(PROBLEM DESCRIPTION) All entries must be repeated exactly. No picture should appear in the result.

··········

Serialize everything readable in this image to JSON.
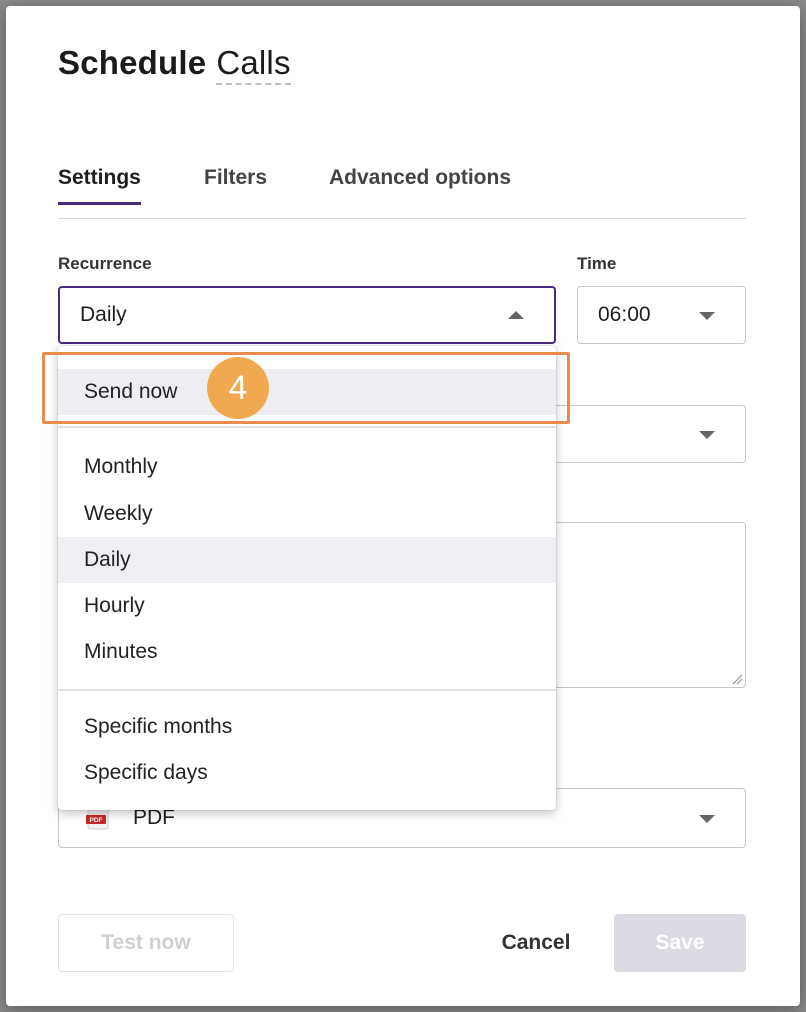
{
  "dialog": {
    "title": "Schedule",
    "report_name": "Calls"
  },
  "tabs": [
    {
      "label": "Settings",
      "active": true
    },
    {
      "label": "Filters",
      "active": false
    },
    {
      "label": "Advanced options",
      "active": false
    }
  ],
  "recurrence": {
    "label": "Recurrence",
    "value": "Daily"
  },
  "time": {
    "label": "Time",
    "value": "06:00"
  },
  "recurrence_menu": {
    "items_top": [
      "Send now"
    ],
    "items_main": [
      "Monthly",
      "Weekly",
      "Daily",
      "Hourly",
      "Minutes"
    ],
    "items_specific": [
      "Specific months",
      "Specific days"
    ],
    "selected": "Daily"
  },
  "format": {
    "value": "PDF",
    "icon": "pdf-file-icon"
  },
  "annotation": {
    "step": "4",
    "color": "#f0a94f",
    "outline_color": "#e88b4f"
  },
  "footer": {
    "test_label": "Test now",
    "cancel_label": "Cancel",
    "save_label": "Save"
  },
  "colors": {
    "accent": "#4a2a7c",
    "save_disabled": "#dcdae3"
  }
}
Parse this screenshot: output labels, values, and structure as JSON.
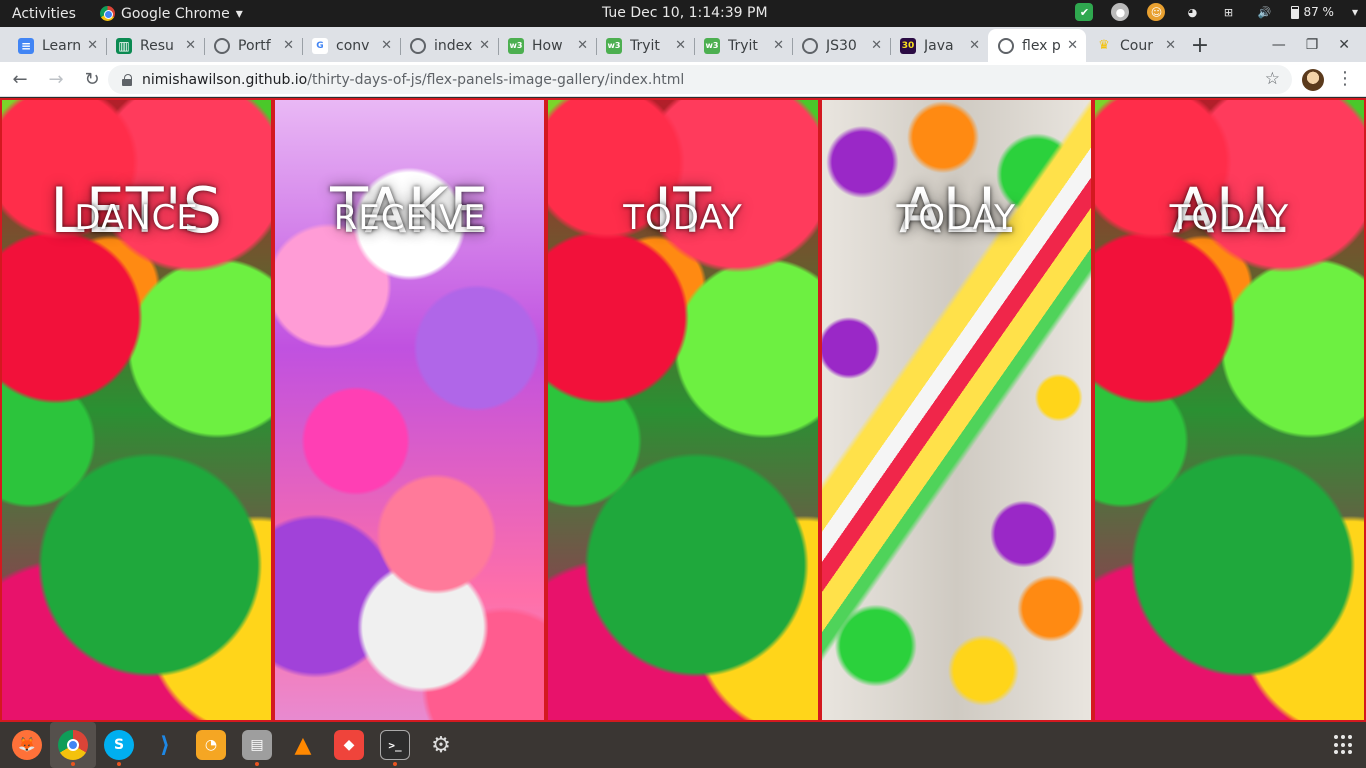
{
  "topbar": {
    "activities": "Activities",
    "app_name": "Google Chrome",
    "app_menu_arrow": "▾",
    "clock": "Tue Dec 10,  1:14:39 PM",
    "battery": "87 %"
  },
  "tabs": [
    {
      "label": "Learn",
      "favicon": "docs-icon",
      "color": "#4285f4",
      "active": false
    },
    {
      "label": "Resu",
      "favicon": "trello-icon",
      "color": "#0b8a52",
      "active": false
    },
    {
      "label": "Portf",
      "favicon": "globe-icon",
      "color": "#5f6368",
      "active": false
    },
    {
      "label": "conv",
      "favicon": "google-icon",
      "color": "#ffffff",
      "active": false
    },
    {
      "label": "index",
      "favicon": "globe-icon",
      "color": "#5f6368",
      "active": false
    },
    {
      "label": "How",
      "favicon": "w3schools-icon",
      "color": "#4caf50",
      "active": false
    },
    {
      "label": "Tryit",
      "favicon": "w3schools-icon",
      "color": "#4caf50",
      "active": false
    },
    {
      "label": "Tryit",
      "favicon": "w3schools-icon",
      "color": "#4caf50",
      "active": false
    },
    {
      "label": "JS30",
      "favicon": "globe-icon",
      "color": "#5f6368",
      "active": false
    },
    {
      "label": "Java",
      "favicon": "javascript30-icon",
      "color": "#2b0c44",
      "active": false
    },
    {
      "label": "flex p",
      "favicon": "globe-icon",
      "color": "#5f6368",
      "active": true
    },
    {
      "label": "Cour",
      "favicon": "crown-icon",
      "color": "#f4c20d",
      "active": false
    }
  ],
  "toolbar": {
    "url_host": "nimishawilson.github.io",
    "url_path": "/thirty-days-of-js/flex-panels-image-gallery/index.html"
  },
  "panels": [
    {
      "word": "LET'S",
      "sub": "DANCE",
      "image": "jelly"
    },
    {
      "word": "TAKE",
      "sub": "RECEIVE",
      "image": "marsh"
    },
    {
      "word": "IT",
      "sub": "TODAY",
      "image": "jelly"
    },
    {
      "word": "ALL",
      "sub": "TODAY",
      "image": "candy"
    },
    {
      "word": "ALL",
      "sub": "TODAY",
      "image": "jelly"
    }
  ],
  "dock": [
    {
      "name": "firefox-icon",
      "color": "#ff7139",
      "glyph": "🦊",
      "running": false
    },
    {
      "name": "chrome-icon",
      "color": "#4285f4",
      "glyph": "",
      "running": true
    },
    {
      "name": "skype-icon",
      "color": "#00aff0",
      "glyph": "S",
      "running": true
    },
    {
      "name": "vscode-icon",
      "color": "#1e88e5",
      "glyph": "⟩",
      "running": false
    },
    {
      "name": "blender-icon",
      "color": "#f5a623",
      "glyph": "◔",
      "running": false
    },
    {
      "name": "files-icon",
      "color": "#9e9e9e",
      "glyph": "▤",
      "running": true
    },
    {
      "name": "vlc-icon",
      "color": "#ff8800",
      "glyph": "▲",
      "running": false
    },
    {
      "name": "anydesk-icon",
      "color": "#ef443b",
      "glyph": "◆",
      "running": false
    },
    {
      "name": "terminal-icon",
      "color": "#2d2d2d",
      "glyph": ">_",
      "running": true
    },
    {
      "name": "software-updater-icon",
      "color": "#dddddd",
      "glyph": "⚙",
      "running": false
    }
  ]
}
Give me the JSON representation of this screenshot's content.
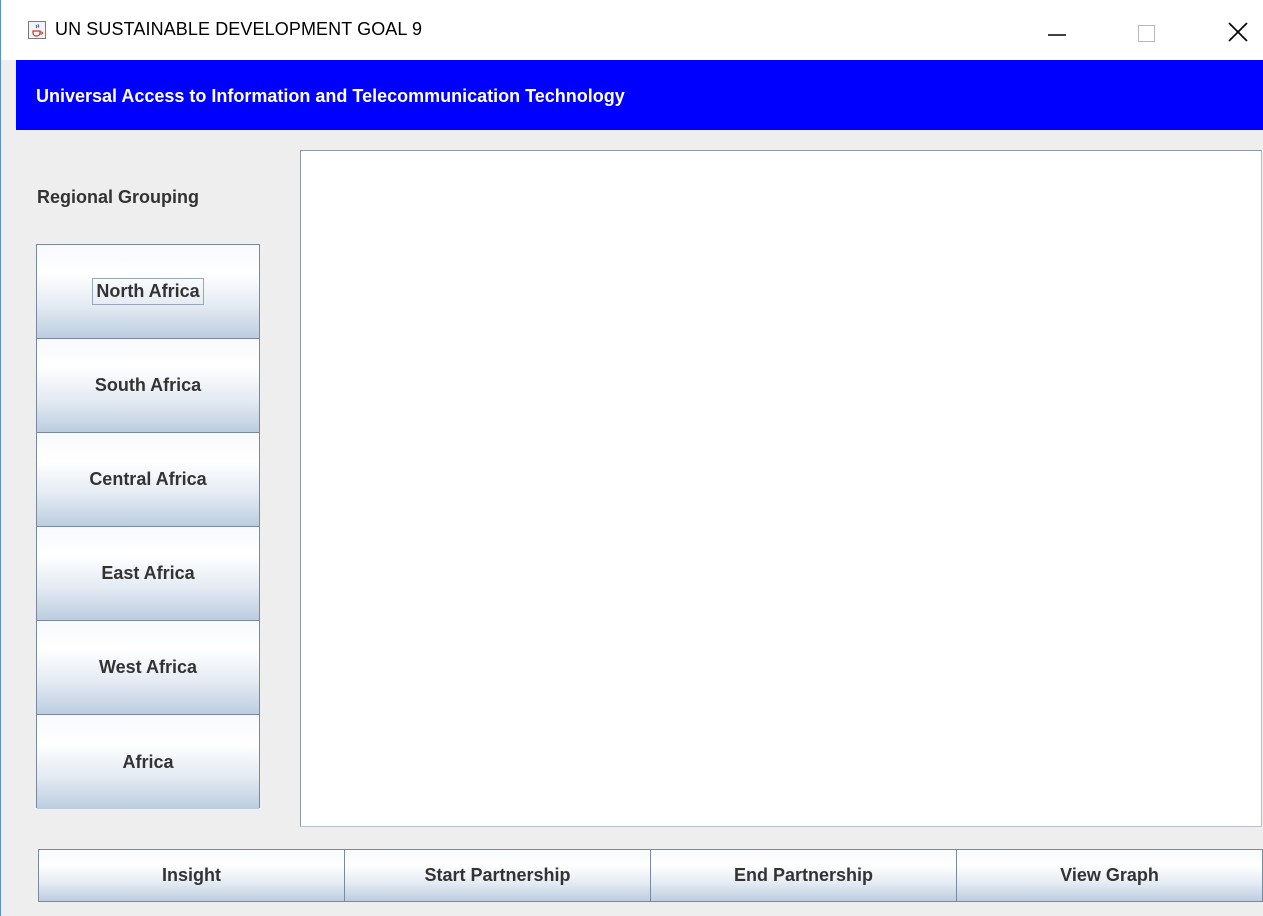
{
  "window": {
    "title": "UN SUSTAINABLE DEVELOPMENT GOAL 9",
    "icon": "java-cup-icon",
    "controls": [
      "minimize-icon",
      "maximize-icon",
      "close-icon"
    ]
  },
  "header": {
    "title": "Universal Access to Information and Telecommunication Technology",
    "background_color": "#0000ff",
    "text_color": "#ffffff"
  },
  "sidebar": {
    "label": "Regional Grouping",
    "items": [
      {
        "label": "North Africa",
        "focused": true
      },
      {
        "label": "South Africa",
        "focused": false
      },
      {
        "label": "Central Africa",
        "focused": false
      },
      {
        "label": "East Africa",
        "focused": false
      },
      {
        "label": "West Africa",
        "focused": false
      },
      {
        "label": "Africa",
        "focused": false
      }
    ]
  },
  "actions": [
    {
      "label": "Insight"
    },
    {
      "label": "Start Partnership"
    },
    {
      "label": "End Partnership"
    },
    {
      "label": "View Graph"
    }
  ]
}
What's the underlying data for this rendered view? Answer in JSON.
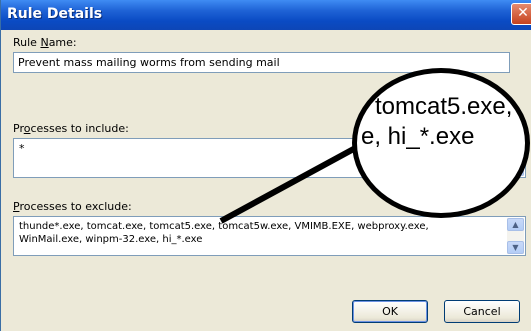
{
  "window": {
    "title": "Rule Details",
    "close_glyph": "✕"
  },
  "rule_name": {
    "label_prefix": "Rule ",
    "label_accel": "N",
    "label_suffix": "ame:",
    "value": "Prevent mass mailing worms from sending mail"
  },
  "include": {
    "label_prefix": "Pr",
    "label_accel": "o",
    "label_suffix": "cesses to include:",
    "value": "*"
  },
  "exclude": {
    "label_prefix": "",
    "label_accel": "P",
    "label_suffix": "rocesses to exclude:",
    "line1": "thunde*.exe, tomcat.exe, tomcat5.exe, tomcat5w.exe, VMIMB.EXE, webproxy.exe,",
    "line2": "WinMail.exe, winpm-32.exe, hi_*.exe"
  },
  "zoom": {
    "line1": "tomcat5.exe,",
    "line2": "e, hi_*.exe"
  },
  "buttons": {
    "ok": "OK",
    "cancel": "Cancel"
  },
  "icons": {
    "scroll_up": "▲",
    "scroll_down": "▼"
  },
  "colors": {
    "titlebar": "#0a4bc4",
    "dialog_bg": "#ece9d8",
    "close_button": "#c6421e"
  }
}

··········

(OUTPUT BELOW)
Serialize everything readable in this image to JSON.
{
  "dialog": {
    "title": "Schedule",
    "report_name": "Calls"
  },
  "tabs": [
    {
      "label": "Settings",
      "active": true
    },
    {
      "label": "Filters",
      "active": false
    },
    {
      "label": "Advanced options",
      "active": false
    }
  ],
  "recurrence": {
    "label": "Recurrence",
    "value": "Daily"
  },
  "time": {
    "label": "Time",
    "value": "06:00"
  },
  "recurrence_menu": {
    "items_top": [
      "Send now"
    ],
    "items_main": [
      "Monthly",
      "Weekly",
      "Daily",
      "Hourly",
      "Minutes"
    ],
    "items_specific": [
      "Specific months",
      "Specific days"
    ],
    "selected": "Daily"
  },
  "format": {
    "value": "PDF",
    "icon": "pdf-file-icon"
  },
  "annotation": {
    "step": "4",
    "color": "#f0a94f",
    "outline_color": "#e88b4f"
  },
  "footer": {
    "test_label": "Test now",
    "cancel_label": "Cancel",
    "save_label": "Save"
  },
  "colors": {
    "accent": "#4a2a7c",
    "save_disabled": "#dcdae3"
  }
}
Parse this screenshot: output labels, values, and structure as JSON.
{
  "topbar": {
    "activities": "Activities",
    "app_name": "Google Chrome",
    "app_menu_arrow": "▾",
    "clock": "Tue Dec 10,  1:14:39 PM",
    "battery": "87 %"
  },
  "tabs": [
    {
      "label": "Learn",
      "favicon": "docs-icon",
      "color": "#4285f4",
      "active": false
    },
    {
      "label": "Resu",
      "favicon": "trello-icon",
      "color": "#0b8a52",
      "active": false
    },
    {
      "label": "Portf",
      "favicon": "globe-icon",
      "color": "#5f6368",
      "active": false
    },
    {
      "label": "conv",
      "favicon": "google-icon",
      "color": "#ffffff",
      "active": false
    },
    {
      "label": "index",
      "favicon": "globe-icon",
      "color": "#5f6368",
      "active": false
    },
    {
      "label": "How",
      "favicon": "w3schools-icon",
      "color": "#4caf50",
      "active": false
    },
    {
      "label": "Tryit",
      "favicon": "w3schools-icon",
      "color": "#4caf50",
      "active": false
    },
    {
      "label": "Tryit",
      "favicon": "w3schools-icon",
      "color": "#4caf50",
      "active": false
    },
    {
      "label": "JS30",
      "favicon": "globe-icon",
      "color": "#5f6368",
      "active": false
    },
    {
      "label": "Java",
      "favicon": "javascript30-icon",
      "color": "#2b0c44",
      "active": false
    },
    {
      "label": "flex p",
      "favicon": "globe-icon",
      "color": "#5f6368",
      "active": true
    },
    {
      "label": "Cour",
      "favicon": "crown-icon",
      "color": "#f4c20d",
      "active": false
    }
  ],
  "toolbar": {
    "url_host": "nimishawilson.github.io",
    "url_path": "/thirty-days-of-js/flex-panels-image-gallery/index.html"
  },
  "panels": [
    {
      "word": "LET'S",
      "sub": "DANCE",
      "image": "jelly"
    },
    {
      "word": "TAKE",
      "sub": "RECEIVE",
      "image": "marsh"
    },
    {
      "word": "IT",
      "sub": "TODAY",
      "image": "jelly"
    },
    {
      "word": "ALL",
      "sub": "TODAY",
      "image": "candy"
    },
    {
      "word": "ALL",
      "sub": "TODAY",
      "image": "jelly"
    }
  ],
  "dock": [
    {
      "name": "firefox-icon",
      "color": "#ff7139",
      "glyph": "🦊",
      "running": false
    },
    {
      "name": "chrome-icon",
      "color": "#4285f4",
      "glyph": "",
      "running": true
    },
    {
      "name": "skype-icon",
      "color": "#00aff0",
      "glyph": "S",
      "running": true
    },
    {
      "name": "vscode-icon",
      "color": "#1e88e5",
      "glyph": "⟩",
      "running": false
    },
    {
      "name": "blender-icon",
      "color": "#f5a623",
      "glyph": "◔",
      "running": false
    },
    {
      "name": "files-icon",
      "color": "#9e9e9e",
      "glyph": "▤",
      "running": true
    },
    {
      "name": "vlc-icon",
      "color": "#ff8800",
      "glyph": "▲",
      "running": false
    },
    {
      "name": "anydesk-icon",
      "color": "#ef443b",
      "glyph": "◆",
      "running": false
    },
    {
      "name": "terminal-icon",
      "color": "#2d2d2d",
      "glyph": ">_",
      "running": true
    },
    {
      "name": "software-updater-icon",
      "color": "#dddddd",
      "glyph": "⚙",
      "running": false
    }
  ]
}
Give me the JSON representation of this screenshot's content.
{
  "window": {
    "title": "UN SUSTAINABLE DEVELOPMENT GOAL 9",
    "icon": "java-cup-icon",
    "controls": [
      "minimize-icon",
      "maximize-icon",
      "close-icon"
    ]
  },
  "header": {
    "title": "Universal Access to Information and Telecommunication Technology",
    "background_color": "#0000ff",
    "text_color": "#ffffff"
  },
  "sidebar": {
    "label": "Regional Grouping",
    "items": [
      {
        "label": "North Africa",
        "focused": true
      },
      {
        "label": "South Africa",
        "focused": false
      },
      {
        "label": "Central Africa",
        "focused": false
      },
      {
        "label": "East Africa",
        "focused": false
      },
      {
        "label": "West Africa",
        "focused": false
      },
      {
        "label": "Africa",
        "focused": false
      }
    ]
  },
  "actions": [
    {
      "label": "Insight"
    },
    {
      "label": "Start Partnership"
    },
    {
      "label": "End Partnership"
    },
    {
      "label": "View Graph"
    }
  ]
}
What's the underlying data for this rendered view? Answer in JSON.
{
  "window": {
    "title": "Rule Details",
    "close_glyph": "✕"
  },
  "rule_name": {
    "label_prefix": "Rule ",
    "label_accel": "N",
    "label_suffix": "ame:",
    "value": "Prevent mass mailing worms from sending mail"
  },
  "include": {
    "label_prefix": "Pr",
    "label_accel": "o",
    "label_suffix": "cesses to include:",
    "value": "*"
  },
  "exclude": {
    "label_prefix": "",
    "label_accel": "P",
    "label_suffix": "rocesses to exclude:",
    "line1": "thunde*.exe, tomcat.exe, tomcat5.exe, tomcat5w.exe, VMIMB.EXE, webproxy.exe,",
    "line2": "WinMail.exe, winpm-32.exe, hi_*.exe"
  },
  "zoom": {
    "line1": "tomcat5.exe,",
    "line2": "e, hi_*.exe"
  },
  "buttons": {
    "ok": "OK",
    "cancel": "Cancel"
  },
  "icons": {
    "scroll_up": "▲",
    "scroll_down": "▼"
  },
  "colors": {
    "titlebar": "#0a4bc4",
    "dialog_bg": "#ece9d8",
    "close_button": "#c6421e"
  }
}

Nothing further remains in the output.